=== TASK DETAILS ===
Reproduce the entries in full and exactly. Pictures stay out.

=== EXCERPTED DATA ===
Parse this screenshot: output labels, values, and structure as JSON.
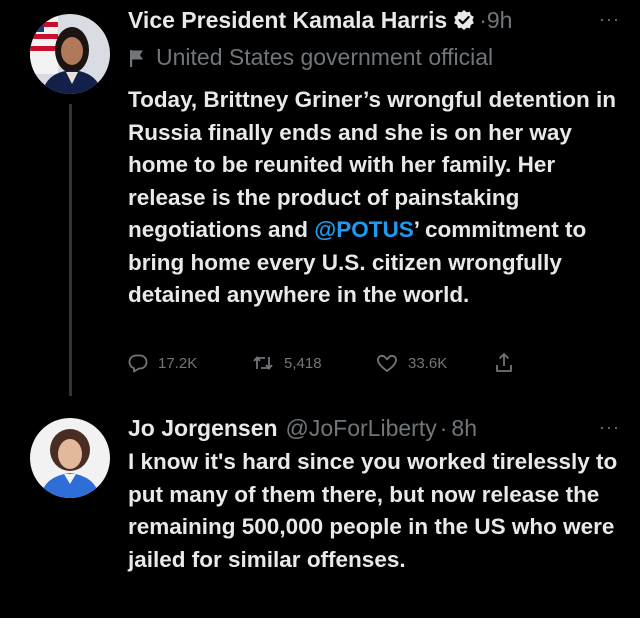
{
  "tweets": [
    {
      "display_name": "Vice President Kamala Harris",
      "dot": "·",
      "time": "9h",
      "more": "···",
      "government_label": "United States government official",
      "text_before_mention": "Today, Brittney Griner’s wrongful detention in Russia finally ends and she is on her way home to be reunited with her family. Her release is the product of painstaking negotiations and ",
      "mention": "@POTUS",
      "text_after_mention": "’ commitment to bring home every U.S. citizen wrongfully detained anywhere in the world.",
      "replies": "17.2K",
      "retweets": "5,418",
      "likes": "33.6K"
    },
    {
      "display_name": "Jo Jorgensen",
      "handle": "@JoForLiberty",
      "dot": "·",
      "time": "8h",
      "more": "···",
      "text": "I know it's hard since you worked tirelessly to put many of them there, but now release the remaining 500,000 people in the US who were jailed for similar offenses."
    }
  ],
  "colors": {
    "background": "#000000",
    "text": "#e7e9ea",
    "secondary": "#71767b",
    "link": "#1d9bf0",
    "verified_badge": "#e7e9ea",
    "thread_line": "#333639"
  },
  "icons": {
    "verified": "verified-badge-icon",
    "government": "flag-icon",
    "reply": "reply-icon",
    "retweet": "retweet-icon",
    "like": "heart-icon",
    "share": "share-icon",
    "more": "more-options-icon"
  }
}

=== TASK OUTPUT ===
Parse this screenshot: output labels, values, and structure as JSON.
{
  "tweets": [
    {
      "display_name": "Vice President Kamala Harris",
      "dot": "·",
      "time": "9h",
      "more": "···",
      "government_label": "United States government official",
      "text_before_mention": "Today, Brittney Griner’s wrongful detention in Russia finally ends and she is on her way home to be reunited with her family. Her release is the product of painstaking negotiations and ",
      "mention": "@POTUS",
      "text_after_mention": "’ commitment to bring home every U.S. citizen wrongfully detained anywhere in the world.",
      "replies": "17.2K",
      "retweets": "5,418",
      "likes": "33.6K"
    },
    {
      "display_name": "Jo Jorgensen",
      "handle": "@JoForLiberty",
      "dot": "·",
      "time": "8h",
      "more": "···",
      "text": "I know it's hard since you worked tirelessly to put many of them there, but now release the remaining 500,000 people in the US who were jailed for similar offenses."
    }
  ],
  "colors": {
    "background": "#000000",
    "text": "#e7e9ea",
    "secondary": "#71767b",
    "link": "#1d9bf0",
    "verified_badge": "#e7e9ea",
    "thread_line": "#333639"
  },
  "icons": {
    "verified": "verified-badge-icon",
    "government": "flag-icon",
    "reply": "reply-icon",
    "retweet": "retweet-icon",
    "like": "heart-icon",
    "share": "share-icon",
    "more": "more-options-icon"
  }
}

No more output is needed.